IFAD Asset Request Portlet

Agrégateur de contenus

Gilbert Houngbo, UN-Water Chair and President of IFAD on the occasion of the 7th International Day of Women and Girls in Science Assembly

11 février 2022

I am very glad to have the chance to talk about women’s vital contribution to scientific innovation in the context of water.

As Chair of UN-Water – the coordination mechanism for the United Nations’ work on water – and as President of the International Fund for Agricultural Development, I personally take a close interest in these issues.  

This is the way I see it: Today, the world is off track to meet Sustainable Development Goal 6 – to ensure safe water and sanitation for all by 2030. To get back on track, we must draw upon all the talent that is available, irrespective of gender.

We cannot afford for women to be under-represented in science and technology.

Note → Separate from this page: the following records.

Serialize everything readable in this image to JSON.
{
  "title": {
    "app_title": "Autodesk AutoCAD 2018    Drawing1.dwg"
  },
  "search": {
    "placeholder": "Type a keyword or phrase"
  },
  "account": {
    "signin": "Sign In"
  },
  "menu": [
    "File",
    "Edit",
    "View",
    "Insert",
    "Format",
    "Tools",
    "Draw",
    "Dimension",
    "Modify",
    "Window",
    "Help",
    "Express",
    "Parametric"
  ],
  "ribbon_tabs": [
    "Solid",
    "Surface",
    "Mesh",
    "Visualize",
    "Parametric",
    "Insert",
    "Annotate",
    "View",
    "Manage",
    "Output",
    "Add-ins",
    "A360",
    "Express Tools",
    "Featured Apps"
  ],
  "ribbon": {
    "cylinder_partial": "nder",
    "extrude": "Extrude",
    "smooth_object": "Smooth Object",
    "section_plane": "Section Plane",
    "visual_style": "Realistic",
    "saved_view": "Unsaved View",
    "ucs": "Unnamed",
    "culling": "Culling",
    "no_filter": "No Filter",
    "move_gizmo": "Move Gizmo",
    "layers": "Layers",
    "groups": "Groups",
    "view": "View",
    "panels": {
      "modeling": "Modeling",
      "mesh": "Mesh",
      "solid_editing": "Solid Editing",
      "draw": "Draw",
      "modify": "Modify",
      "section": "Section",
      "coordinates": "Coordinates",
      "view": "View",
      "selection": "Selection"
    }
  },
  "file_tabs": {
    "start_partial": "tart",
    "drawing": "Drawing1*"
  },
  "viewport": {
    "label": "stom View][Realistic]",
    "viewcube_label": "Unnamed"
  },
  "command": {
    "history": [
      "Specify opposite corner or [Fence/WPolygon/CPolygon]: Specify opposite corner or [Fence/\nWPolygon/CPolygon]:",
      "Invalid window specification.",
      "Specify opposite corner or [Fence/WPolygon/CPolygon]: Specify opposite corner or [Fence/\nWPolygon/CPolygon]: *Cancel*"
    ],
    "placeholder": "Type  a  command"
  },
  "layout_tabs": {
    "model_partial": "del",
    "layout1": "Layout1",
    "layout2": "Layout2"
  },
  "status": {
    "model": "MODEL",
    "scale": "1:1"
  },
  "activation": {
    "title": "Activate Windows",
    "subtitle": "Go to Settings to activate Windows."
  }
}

According to UNESCO, just 30 per cent of researchers worldwide are women. In Bolivia, 63 per cent of researchers are women, in France just 26 per cent, and in Ethiopia a mere 8 per cent.

The water sector is no exception. Among water service providers, a recent World Bank study found that women make up only 17 to 25 per cent of the workforce.

Gender inequality among workforces engaged in sustainable development is both unacceptable and counterproductive.

Innovation is not only about scientific breakthroughs. It is also about working together in new ways – including in financing – to get the job done. Capacity development is about removing barriers, eliminating inequalities, and making the best use of all existing talent.

Business as usual is not an option. More gender diversity in water and sanitation will lead to faster, better, more effective programmes. Our promise of ‘leaving no-one behind’ applies just as much to our workforces as it does to the communities we want to reach.

Please, let’s work as one to solve the global water and sanitation crisis.